▶ **WHAT NEEDS TO BE DONE**
Below is a block of records: output all of them exactly and leave out the pictures.

▶ **Dataset rows describing interfaces**
--

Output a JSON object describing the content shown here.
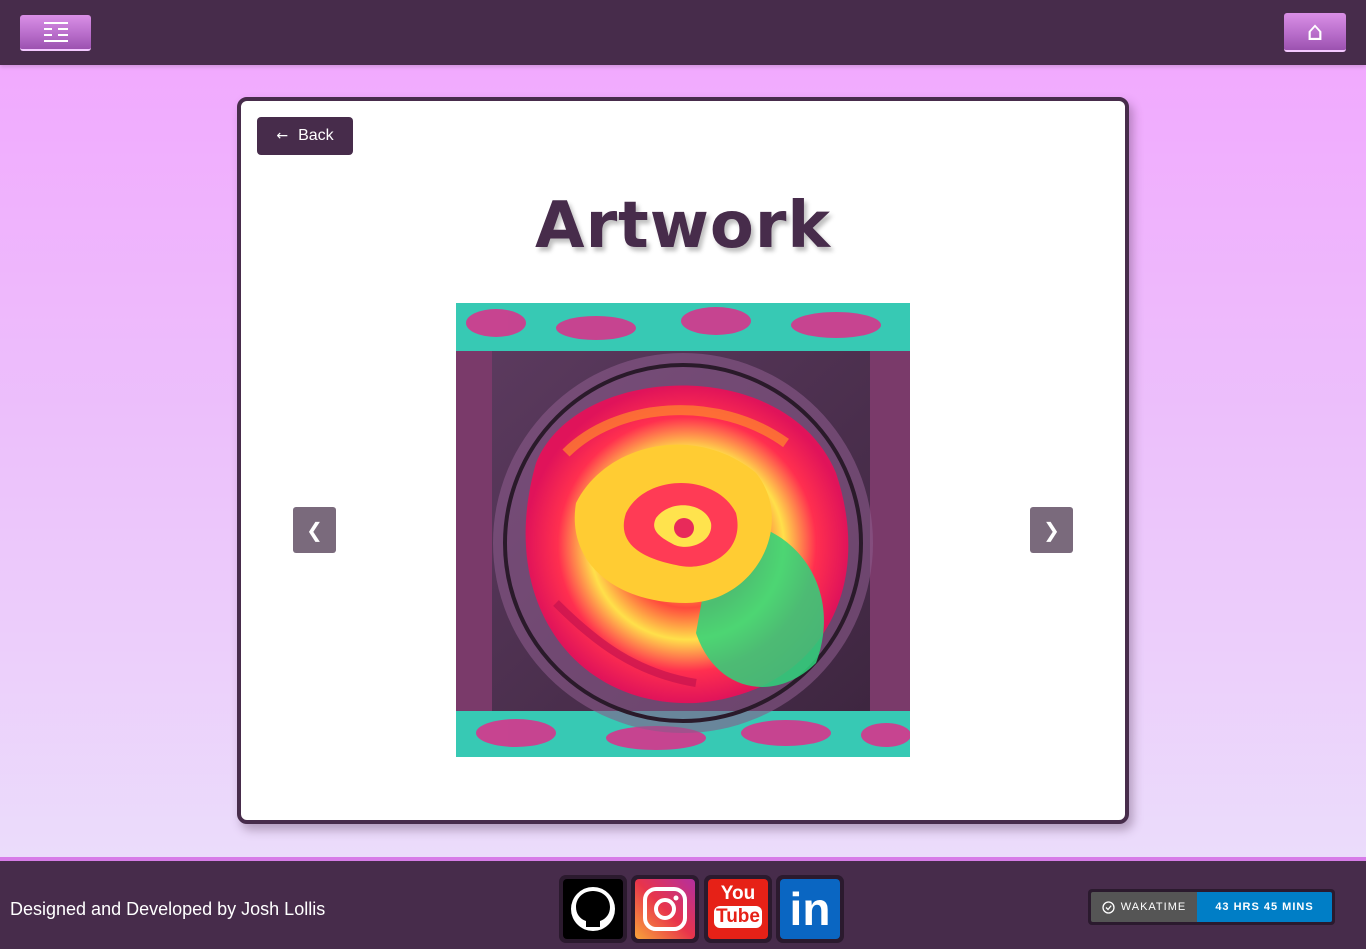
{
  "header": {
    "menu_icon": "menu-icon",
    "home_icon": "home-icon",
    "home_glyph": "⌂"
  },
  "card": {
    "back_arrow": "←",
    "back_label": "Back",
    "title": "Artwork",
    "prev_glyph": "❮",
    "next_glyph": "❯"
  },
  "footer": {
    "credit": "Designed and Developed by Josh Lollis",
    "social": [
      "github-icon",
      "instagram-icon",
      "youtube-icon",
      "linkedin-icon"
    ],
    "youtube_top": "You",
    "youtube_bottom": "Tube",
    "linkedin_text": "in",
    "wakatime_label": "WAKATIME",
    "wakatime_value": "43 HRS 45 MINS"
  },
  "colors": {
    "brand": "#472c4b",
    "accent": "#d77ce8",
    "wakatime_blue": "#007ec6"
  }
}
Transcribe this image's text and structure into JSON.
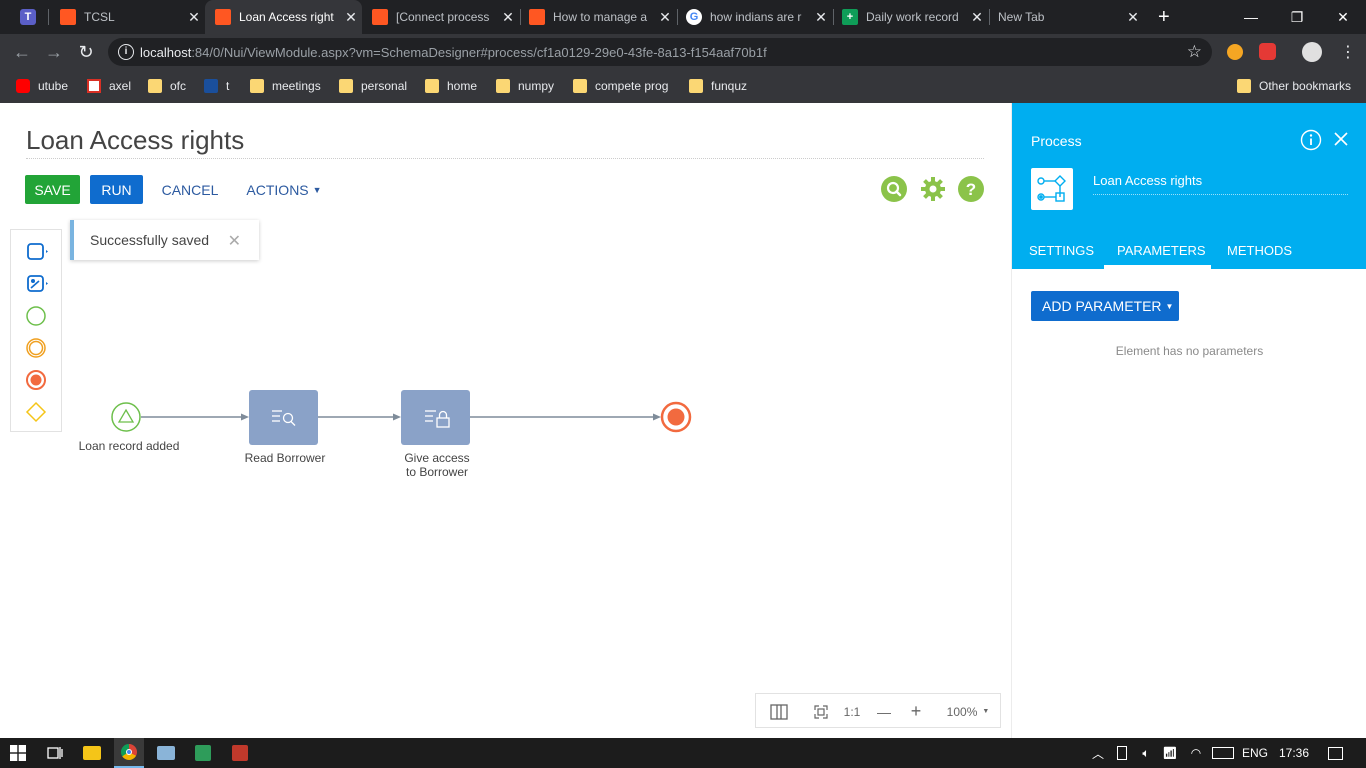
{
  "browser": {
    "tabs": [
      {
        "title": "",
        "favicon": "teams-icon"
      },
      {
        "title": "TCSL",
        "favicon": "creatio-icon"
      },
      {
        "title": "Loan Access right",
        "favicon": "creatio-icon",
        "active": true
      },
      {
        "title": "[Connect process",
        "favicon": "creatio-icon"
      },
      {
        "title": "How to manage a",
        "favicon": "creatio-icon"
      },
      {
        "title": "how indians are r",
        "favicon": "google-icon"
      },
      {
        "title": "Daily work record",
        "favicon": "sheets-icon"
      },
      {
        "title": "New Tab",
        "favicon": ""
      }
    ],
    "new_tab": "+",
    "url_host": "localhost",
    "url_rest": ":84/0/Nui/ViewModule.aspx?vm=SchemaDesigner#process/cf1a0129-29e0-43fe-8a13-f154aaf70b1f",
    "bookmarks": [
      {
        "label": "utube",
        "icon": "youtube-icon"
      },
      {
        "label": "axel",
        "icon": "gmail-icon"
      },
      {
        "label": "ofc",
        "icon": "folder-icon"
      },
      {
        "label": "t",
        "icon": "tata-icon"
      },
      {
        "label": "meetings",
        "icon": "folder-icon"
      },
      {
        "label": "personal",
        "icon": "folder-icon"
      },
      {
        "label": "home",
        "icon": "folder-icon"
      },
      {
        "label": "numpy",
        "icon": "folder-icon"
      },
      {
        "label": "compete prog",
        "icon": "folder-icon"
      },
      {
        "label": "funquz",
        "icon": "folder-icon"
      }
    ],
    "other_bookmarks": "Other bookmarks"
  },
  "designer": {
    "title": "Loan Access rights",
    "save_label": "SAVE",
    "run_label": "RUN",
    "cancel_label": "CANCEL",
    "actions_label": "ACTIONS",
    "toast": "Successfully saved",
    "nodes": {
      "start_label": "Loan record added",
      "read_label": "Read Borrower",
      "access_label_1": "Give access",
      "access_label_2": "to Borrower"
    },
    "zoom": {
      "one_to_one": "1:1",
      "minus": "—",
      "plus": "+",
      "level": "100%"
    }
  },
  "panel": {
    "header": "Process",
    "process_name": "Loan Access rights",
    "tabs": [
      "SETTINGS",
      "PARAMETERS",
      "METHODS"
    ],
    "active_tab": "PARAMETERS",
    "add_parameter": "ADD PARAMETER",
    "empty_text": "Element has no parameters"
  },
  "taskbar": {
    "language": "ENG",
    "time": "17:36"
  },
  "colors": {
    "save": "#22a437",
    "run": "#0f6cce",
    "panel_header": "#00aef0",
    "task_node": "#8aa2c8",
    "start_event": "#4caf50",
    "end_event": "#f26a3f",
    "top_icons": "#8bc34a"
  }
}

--

▶ **RESPONSE TO THE TASK**
Output a JSON object describing the content shown here.
{
  "header": {
    "menu_icon": "menu-icon",
    "home_icon": "home-icon",
    "home_glyph": "⌂"
  },
  "card": {
    "back_arrow": "←",
    "back_label": "Back",
    "title": "Artwork",
    "prev_glyph": "❮",
    "next_glyph": "❯"
  },
  "footer": {
    "credit": "Designed and Developed by Josh Lollis",
    "social": [
      "github-icon",
      "instagram-icon",
      "youtube-icon",
      "linkedin-icon"
    ],
    "youtube_top": "You",
    "youtube_bottom": "Tube",
    "linkedin_text": "in",
    "wakatime_label": "WAKATIME",
    "wakatime_value": "43 HRS 45 MINS"
  },
  "colors": {
    "brand": "#472c4b",
    "accent": "#d77ce8",
    "wakatime_blue": "#007ec6"
  }
}
Transcribe this image's text and structure into JSON.
{
  "browser": {
    "tabs": [
      {
        "title": "",
        "favicon": "teams-icon"
      },
      {
        "title": "TCSL",
        "favicon": "creatio-icon"
      },
      {
        "title": "Loan Access right",
        "favicon": "creatio-icon",
        "active": true
      },
      {
        "title": "[Connect process",
        "favicon": "creatio-icon"
      },
      {
        "title": "How to manage a",
        "favicon": "creatio-icon"
      },
      {
        "title": "how indians are r",
        "favicon": "google-icon"
      },
      {
        "title": "Daily work record",
        "favicon": "sheets-icon"
      },
      {
        "title": "New Tab",
        "favicon": ""
      }
    ],
    "new_tab": "+",
    "url_host": "localhost",
    "url_rest": ":84/0/Nui/ViewModule.aspx?vm=SchemaDesigner#process/cf1a0129-29e0-43fe-8a13-f154aaf70b1f",
    "bookmarks": [
      {
        "label": "utube",
        "icon": "youtube-icon"
      },
      {
        "label": "axel",
        "icon": "gmail-icon"
      },
      {
        "label": "ofc",
        "icon": "folder-icon"
      },
      {
        "label": "t",
        "icon": "tata-icon"
      },
      {
        "label": "meetings",
        "icon": "folder-icon"
      },
      {
        "label": "personal",
        "icon": "folder-icon"
      },
      {
        "label": "home",
        "icon": "folder-icon"
      },
      {
        "label": "numpy",
        "icon": "folder-icon"
      },
      {
        "label": "compete prog",
        "icon": "folder-icon"
      },
      {
        "label": "funquz",
        "icon": "folder-icon"
      }
    ],
    "other_bookmarks": "Other bookmarks"
  },
  "designer": {
    "title": "Loan Access rights",
    "save_label": "SAVE",
    "run_label": "RUN",
    "cancel_label": "CANCEL",
    "actions_label": "ACTIONS",
    "toast": "Successfully saved",
    "nodes": {
      "start_label": "Loan record added",
      "read_label": "Read Borrower",
      "access_label_1": "Give access",
      "access_label_2": "to Borrower"
    },
    "zoom": {
      "one_to_one": "1:1",
      "minus": "—",
      "plus": "+",
      "level": "100%"
    }
  },
  "panel": {
    "header": "Process",
    "process_name": "Loan Access rights",
    "tabs": [
      "SETTINGS",
      "PARAMETERS",
      "METHODS"
    ],
    "active_tab": "PARAMETERS",
    "add_parameter": "ADD PARAMETER",
    "empty_text": "Element has no parameters"
  },
  "taskbar": {
    "language": "ENG",
    "time": "17:36"
  },
  "colors": {
    "save": "#22a437",
    "run": "#0f6cce",
    "panel_header": "#00aef0",
    "task_node": "#8aa2c8",
    "start_event": "#4caf50",
    "end_event": "#f26a3f",
    "top_icons": "#8bc34a"
  }
}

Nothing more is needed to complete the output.